The midterm elections are just a few weeks away, and one of the traditional democratic virtues — voting — suddenly seems under fire. “Girls” star Lena Dunham offered a treatise urging voter turnout: “When you vote, you feel so, so good.”
Talk show host Steve Harvey interviewed the mother of Michael Brown, the young man gunned down by a Ferguson, Mo., police officer and he asked the question: “What if it were my child?”
American leadership is the one constant in an uncertain world. As Americans, we see the future not as something beyond our control, but as something we can shape for the better through concerted and collective effort. That was true this week, as we mobilized the world to confront some of our most urgent challenges.
In the Orwellian world of many college and university campuses, all faiths are welcome — but some faiths are more welcome than others.
Anyone who wondered how Barack Obama was going to spend the last two years of his presidency got an answer last week: He’ll be fighting a war.
Over the last year, lower federal court judges have removed most of the suspense from the questions of whether and when the Supreme Court might rule marriage equality to be a federal constitutional right. In case after case, in red states and blue, judges have ruled that same-sex marriage bans are unconstitutional. This makes it very likely that the Supreme Court will grant review in such a case this year, and even more likely, assuming it does, that it will rule that the Constitution requires states to extend marriage equality to gay couples.
Addressing a United Nations summit on global warming, President Barack Obama said that here was “the one issue that will define the contours of this century.” And, yes, it could, especially if the politicians insist on remedies that aren’t remedies, ignore remedies that actually fix things, confuse speculation with certainty and show the climate a thing or two about ways to hurt people.
Edward Snowden appears this month on the cover of Wired magazine from his hideout in Russia, clutching an American flag. It’s an image bound to rile folks who consider the former National Security Agency worker more traitor than patriot for leaking classified documents he stole.
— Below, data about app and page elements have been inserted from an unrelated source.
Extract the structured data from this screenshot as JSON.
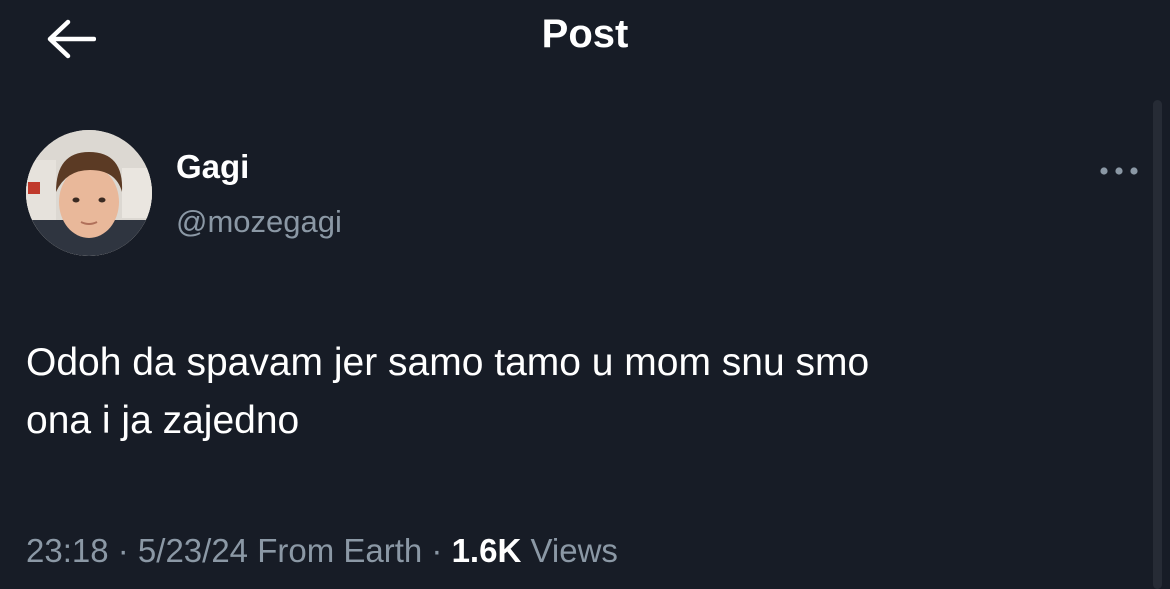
{
  "header": {
    "title": "Post",
    "back_icon": "arrow-left-icon"
  },
  "post": {
    "author": {
      "display_name": "Gagi",
      "handle": "@mozegagi"
    },
    "more_icon": "more-horizontal-icon",
    "text_line1": "Odoh da spavam jer samo tamo u mom snu smo",
    "text_line2": "ona i ja zajedno",
    "meta": {
      "time": "23:18",
      "separator": " · ",
      "date": "5/23/24",
      "location": "From Earth",
      "views_count": "1.6K",
      "views_label": "Views"
    }
  },
  "colors": {
    "background": "#171c26",
    "primary_text": "#ffffff",
    "secondary_text": "#8b98a5"
  }
}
December 2007 and January 2009 brought epic floods to our Chehalis River watershed. Communities throughout the Basin were impacted significantly, many forever. Floods of the scale experienced in 2007 and 2009, do permanent and lasting damage. Floods damage infrastructure. Floods damage homes, schools, communities and families. Floods destroy jobs and businesses. Floods also sear indelible memories into those of us who’ve experienced them, memories we do not want to repeat.